CuChulain and Adoption

Cuchulainn Slays the Hound of Culain illustration by Stephen Reid from Eleanor Hull's The Boys' Cuchulain, 1904.


Also known as Setana

Irish hero figure and supreme champion of Ulster

Setana was the son of the god Lugh and the mortal Dechtire, wife of Sualtam. He had seven pupils in each eye and 14 fingers and toes. He was sent to be fostered by the best men in Ulster, according to ancient Irish custom. Like Heracles he was precociously strong. In one incident, aged six, he killed the ferocious guard dog of Culainn the blacksmith. In recompense he himself guarded the Culainn's forge until a new dog could be found, earning himself the name CuChulain (Culainn's Hound).

He mastered the javelin and hurley and the salmon-leap, and became a great warrior, whose fury in battle could only be cooled by being immersed in icy water three times or by being confronted by a legion of bare-breasted women. At 17 he fought the entire army of Connacht and her allies, but at 27 he was killed near Slieve Fuad by Lewy.

CuChulain corresponds to Gawain, Siegfried and Achilles in English, Germanic, and Greek tradition.

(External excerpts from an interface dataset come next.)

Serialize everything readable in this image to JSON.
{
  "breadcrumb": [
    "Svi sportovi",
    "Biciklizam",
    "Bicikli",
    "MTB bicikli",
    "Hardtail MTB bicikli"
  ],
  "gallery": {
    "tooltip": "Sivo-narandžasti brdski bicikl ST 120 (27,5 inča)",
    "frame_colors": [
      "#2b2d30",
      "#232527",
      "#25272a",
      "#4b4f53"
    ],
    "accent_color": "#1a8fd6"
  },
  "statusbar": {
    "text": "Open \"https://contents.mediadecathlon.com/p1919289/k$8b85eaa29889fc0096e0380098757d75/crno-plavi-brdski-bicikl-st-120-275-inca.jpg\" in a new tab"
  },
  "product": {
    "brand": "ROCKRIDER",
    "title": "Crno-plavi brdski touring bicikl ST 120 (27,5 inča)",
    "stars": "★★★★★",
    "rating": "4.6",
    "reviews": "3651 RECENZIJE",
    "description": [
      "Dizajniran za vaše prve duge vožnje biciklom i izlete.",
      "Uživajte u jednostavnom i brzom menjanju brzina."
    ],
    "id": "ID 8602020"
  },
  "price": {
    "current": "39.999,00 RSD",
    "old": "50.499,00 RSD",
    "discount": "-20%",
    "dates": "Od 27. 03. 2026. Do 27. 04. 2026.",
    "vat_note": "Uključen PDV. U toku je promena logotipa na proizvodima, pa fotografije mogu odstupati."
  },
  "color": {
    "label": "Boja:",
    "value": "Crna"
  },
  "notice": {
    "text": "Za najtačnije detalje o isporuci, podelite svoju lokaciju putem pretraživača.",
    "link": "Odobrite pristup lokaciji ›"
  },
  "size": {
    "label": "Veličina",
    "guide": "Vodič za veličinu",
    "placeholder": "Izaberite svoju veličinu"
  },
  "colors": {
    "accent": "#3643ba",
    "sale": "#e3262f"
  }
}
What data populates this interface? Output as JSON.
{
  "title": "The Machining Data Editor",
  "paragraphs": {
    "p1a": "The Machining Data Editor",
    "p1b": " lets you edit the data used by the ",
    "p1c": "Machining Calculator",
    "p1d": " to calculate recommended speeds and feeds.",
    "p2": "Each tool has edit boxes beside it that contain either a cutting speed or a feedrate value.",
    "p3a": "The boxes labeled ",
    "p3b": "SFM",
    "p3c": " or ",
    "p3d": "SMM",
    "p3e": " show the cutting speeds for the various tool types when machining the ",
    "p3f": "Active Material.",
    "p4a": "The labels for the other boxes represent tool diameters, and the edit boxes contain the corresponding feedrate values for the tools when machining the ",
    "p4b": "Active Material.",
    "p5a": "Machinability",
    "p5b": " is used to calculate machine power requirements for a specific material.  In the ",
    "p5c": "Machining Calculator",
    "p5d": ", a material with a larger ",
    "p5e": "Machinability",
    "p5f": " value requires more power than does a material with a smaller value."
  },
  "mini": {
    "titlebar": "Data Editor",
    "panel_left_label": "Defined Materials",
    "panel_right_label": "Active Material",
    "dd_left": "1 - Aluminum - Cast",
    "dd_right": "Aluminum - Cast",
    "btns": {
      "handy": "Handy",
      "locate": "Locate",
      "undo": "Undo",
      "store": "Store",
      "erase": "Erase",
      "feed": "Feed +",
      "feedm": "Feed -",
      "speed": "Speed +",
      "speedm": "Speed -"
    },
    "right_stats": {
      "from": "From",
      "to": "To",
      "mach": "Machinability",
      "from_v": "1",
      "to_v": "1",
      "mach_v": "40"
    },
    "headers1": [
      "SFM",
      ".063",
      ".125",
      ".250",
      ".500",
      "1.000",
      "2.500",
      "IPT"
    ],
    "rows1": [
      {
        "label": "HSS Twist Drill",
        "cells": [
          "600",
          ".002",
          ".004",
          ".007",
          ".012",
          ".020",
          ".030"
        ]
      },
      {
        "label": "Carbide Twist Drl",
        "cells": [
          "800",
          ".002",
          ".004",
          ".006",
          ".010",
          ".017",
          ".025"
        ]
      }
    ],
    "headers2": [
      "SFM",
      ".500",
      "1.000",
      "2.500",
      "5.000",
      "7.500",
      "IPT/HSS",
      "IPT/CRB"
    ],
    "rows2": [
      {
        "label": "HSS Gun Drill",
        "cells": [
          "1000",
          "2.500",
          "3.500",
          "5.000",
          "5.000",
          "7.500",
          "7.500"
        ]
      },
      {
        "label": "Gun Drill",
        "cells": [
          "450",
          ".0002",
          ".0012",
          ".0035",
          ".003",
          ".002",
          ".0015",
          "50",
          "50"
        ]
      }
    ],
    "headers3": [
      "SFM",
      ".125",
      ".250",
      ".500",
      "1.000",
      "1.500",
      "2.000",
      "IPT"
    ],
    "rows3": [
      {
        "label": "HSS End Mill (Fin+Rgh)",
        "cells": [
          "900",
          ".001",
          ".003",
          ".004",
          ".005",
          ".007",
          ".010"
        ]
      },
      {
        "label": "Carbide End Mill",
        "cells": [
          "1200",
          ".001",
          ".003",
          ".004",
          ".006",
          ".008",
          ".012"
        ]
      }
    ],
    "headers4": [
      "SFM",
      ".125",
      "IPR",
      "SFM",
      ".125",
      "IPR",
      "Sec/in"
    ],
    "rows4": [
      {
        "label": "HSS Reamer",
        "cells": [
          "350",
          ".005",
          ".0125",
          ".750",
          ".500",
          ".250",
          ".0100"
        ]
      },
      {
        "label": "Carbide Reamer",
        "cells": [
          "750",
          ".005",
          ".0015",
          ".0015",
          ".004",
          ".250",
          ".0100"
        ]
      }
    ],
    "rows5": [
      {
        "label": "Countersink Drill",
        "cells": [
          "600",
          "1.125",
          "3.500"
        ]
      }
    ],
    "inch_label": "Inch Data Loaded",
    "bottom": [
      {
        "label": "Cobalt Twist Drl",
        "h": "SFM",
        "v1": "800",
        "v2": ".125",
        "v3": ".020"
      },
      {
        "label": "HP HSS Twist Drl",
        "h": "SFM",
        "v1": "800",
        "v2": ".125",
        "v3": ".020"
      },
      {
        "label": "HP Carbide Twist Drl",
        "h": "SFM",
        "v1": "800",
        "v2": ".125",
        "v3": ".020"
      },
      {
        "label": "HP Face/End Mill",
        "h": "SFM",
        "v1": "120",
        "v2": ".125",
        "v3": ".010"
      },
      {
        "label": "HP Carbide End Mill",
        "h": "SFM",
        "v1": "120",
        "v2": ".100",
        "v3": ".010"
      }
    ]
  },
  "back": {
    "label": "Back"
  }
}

Leabhar na h-Uidhri = The Book of the Dun Cow, edited by R.I. Best and Osborn Bergin. (Dublin: Royal Irish Academy, 1929) Cross, T.P., and Stover, C.H. Ancient Irish Tales. (Totowa: Barnes & Noble Books, 1988) Gantz, Jeffrey. Early Irish Myths and Sagas. (Harmondsworth: Penguin, 1981) "Encyclopaedia of the Celts: Cuchulain [et seq.]" Available at: and also at: